What’s even better than recurring savings account deposits? Automated savings account deposits that you don’t have to remember to execute each month. Most banks allow recurring savings transfers from internal or external checking accounts. Examine your budget and determine how much you can afford to save each pay period or month, and then make it happen, preferably on the same date (or the day after) you receive your paycheck or direct deposit. Again, consider a separate savings account just for your down payment fund. If you’re looking to open a new account, go with one of these bank account promotions so you can make the most of the opportunity.

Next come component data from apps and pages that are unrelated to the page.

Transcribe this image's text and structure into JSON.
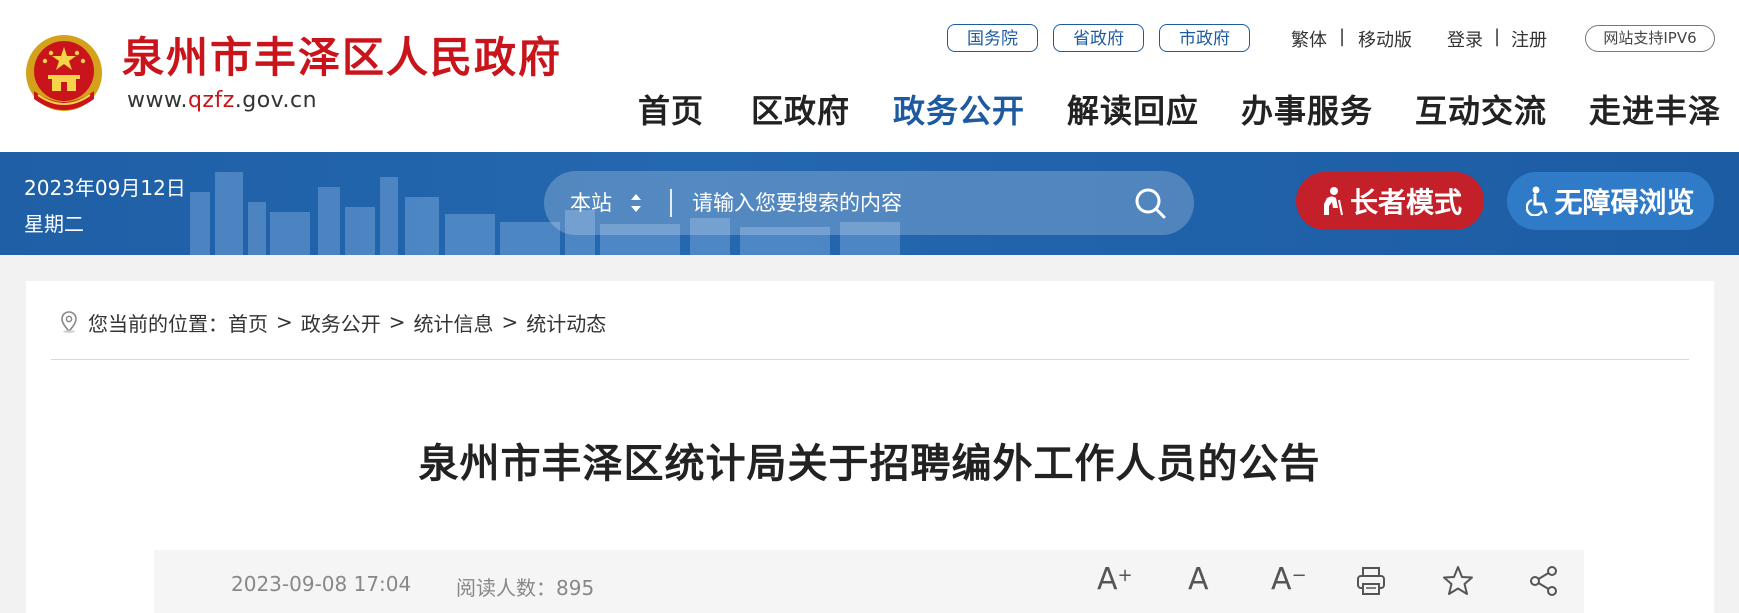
{
  "header": {
    "site_name": "泉州市丰泽区人民政府",
    "domain_prefix": "www.",
    "domain_highlight": "qzfz",
    "domain_suffix": ".gov.cn",
    "gov_links": [
      "国务院",
      "省政府",
      "市政府"
    ],
    "traditional": "繁体",
    "mobile": "移动版",
    "login": "登录",
    "register": "注册",
    "separator": "|",
    "ipv6": "网站支持IPV6",
    "nav": [
      "首页",
      "区政府",
      "政务公开",
      "解读回应",
      "办事服务",
      "互动交流",
      "走进丰泽"
    ],
    "nav_active": "政务公开"
  },
  "banner": {
    "date": "2023年09月12日",
    "weekday": "星期二",
    "search_scope": "本站",
    "search_placeholder": "请输入您要搜索的内容",
    "elder_mode": "长者模式",
    "accessible": "无障碍浏览"
  },
  "breadcrumb": {
    "prefix": "您当前的位置：",
    "items": [
      "首页",
      "政务公开",
      "统计信息",
      "统计动态"
    ],
    "separator": ">"
  },
  "article": {
    "title": "泉州市丰泽区统计局关于招聘编外工作人员的公告",
    "publish_time": "2023-09-08 17:04",
    "views_label": "阅读人数：",
    "views": "895",
    "font_large": "A",
    "font_large_mark": "+",
    "font_normal": "A",
    "font_small": "A",
    "font_small_mark": "−"
  },
  "colors": {
    "brand_red": "#c8141a",
    "nav_active": "#1e5aa0",
    "banner_blue": "#1f5fa6",
    "elder_red": "#c4202a",
    "access_blue": "#2f7bc8"
  },
  "icons": [
    "national-emblem-icon",
    "sort-arrows-icon",
    "search-icon",
    "elder-icon",
    "wheelchair-icon",
    "location-pin-icon",
    "print-icon",
    "star-icon",
    "share-icon"
  ]
}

Real estate agents are important partners when you’re buying or selling a home. Real estate agents can provide you with helpful information on homes and neighborhoods that isn’t easily accessible to the public. Their knowledge of the home buying process, negotiating skills, and familiarity with the area you want to live in can be extremely valuable. And best of all, it doesn’t cost you anything to use an agent – they’re compensated from the commission paid by the seller of the house.